**WORKING DATA:**
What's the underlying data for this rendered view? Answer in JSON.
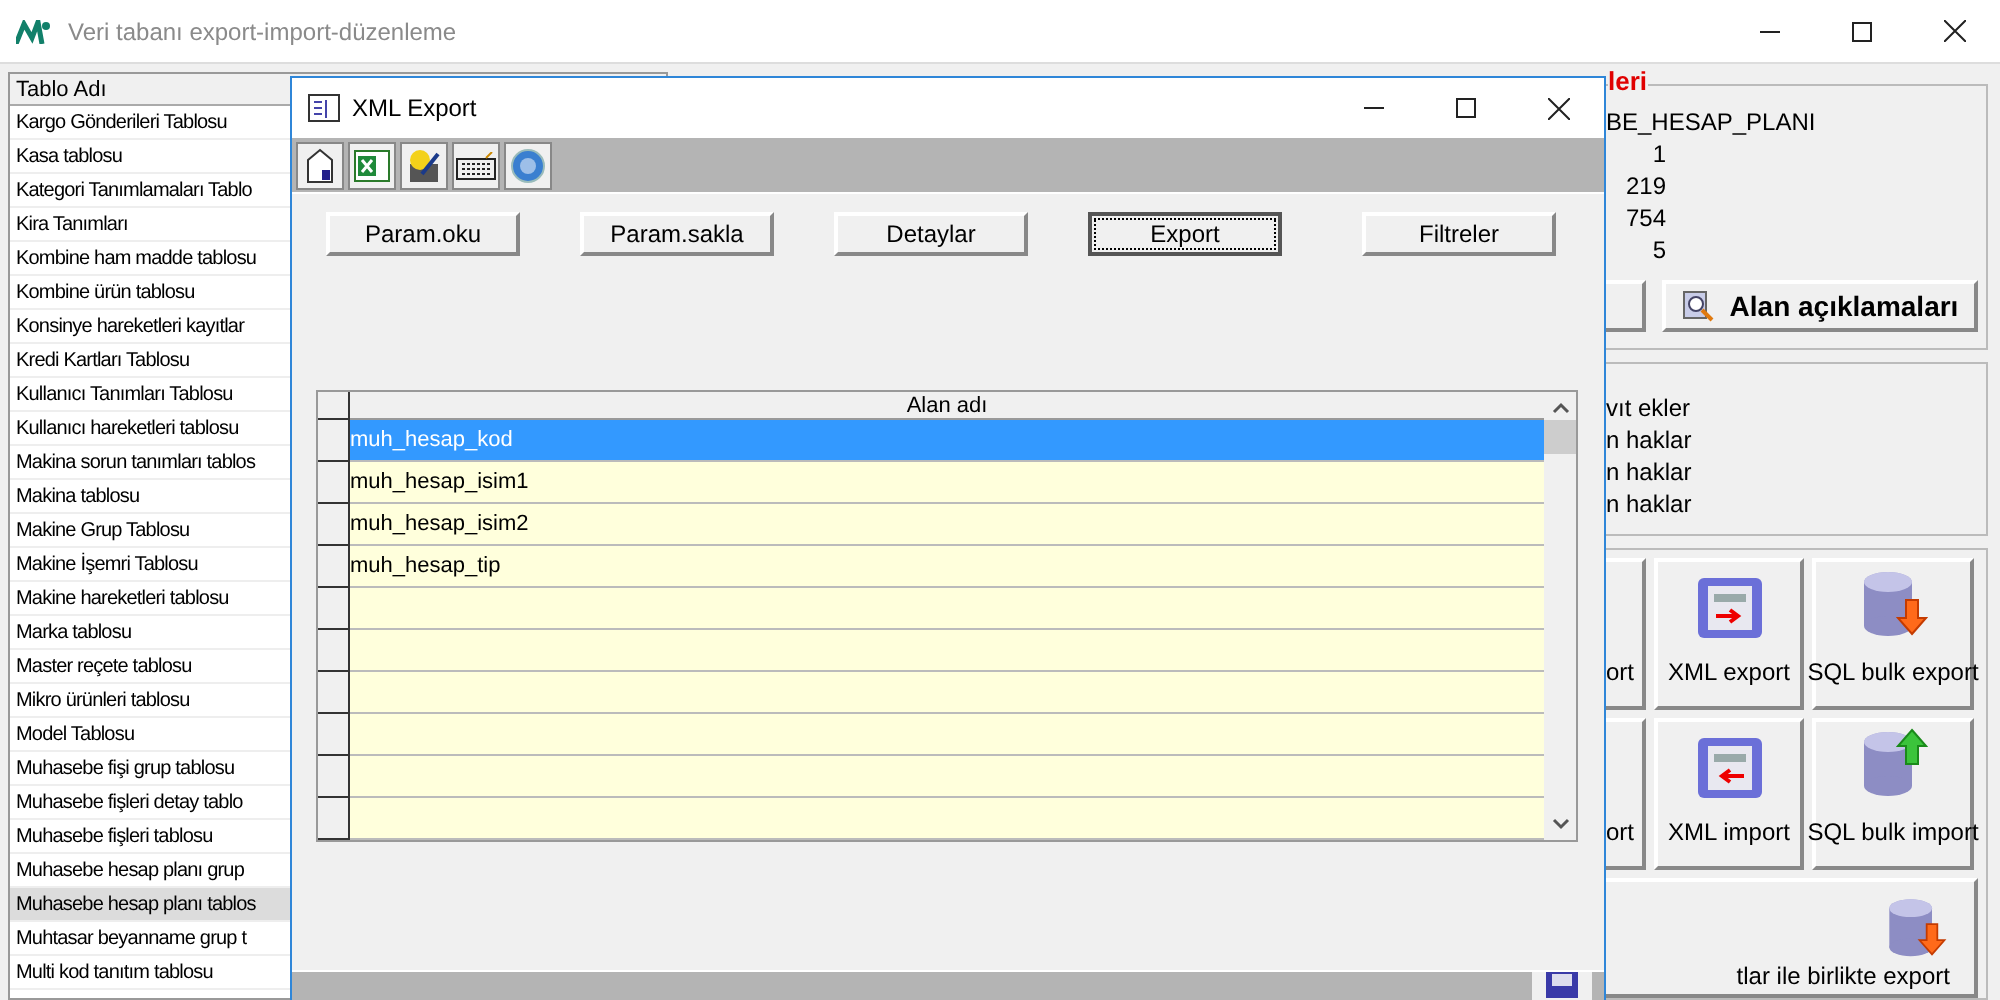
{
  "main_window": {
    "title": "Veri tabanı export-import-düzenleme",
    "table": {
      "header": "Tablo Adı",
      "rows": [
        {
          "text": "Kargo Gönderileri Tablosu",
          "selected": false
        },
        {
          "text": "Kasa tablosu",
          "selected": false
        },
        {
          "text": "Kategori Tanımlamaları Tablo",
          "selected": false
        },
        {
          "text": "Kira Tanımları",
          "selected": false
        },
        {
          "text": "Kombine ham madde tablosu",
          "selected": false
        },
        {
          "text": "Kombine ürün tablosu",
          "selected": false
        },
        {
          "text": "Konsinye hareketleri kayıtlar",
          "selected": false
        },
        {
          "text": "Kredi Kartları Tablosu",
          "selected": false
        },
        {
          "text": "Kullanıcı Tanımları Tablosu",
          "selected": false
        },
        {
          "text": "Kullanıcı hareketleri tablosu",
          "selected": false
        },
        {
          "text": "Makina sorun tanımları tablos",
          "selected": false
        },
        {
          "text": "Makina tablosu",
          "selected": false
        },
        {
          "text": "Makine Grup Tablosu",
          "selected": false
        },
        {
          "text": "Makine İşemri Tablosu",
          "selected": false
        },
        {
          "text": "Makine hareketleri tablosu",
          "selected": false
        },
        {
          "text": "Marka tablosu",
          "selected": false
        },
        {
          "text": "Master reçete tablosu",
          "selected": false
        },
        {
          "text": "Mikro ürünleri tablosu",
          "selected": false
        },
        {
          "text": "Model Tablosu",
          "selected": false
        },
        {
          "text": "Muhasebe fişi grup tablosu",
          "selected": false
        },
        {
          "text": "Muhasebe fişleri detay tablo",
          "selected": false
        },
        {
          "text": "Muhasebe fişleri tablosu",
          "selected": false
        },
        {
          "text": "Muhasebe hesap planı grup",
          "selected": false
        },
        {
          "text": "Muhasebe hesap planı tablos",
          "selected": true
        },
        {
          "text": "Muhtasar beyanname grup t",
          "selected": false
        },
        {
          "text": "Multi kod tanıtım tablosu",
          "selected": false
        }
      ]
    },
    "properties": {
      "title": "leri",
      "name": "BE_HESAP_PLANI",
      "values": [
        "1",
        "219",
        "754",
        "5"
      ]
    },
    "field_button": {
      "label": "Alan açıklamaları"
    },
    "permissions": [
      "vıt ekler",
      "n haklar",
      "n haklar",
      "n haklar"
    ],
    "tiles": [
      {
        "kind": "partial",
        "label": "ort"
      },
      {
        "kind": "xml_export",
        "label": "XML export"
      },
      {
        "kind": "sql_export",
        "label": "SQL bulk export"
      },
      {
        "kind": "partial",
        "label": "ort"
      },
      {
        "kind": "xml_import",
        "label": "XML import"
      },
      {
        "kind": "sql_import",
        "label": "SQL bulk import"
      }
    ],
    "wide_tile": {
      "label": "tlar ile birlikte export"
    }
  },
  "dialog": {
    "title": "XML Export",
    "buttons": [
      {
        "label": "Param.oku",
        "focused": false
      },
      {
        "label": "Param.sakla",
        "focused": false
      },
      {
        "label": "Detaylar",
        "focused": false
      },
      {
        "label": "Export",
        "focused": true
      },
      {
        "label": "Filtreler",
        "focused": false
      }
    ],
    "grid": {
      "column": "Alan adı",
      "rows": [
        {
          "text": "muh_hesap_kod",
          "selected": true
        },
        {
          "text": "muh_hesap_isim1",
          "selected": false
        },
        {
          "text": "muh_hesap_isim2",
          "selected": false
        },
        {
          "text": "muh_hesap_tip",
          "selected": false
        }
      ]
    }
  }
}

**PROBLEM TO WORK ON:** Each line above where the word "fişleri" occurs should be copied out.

**WRITTEN SOLUTION:**
          "text": "Muhasebe fişleri detay tablo",
          "text": "Muhasebe fişleri tablosu",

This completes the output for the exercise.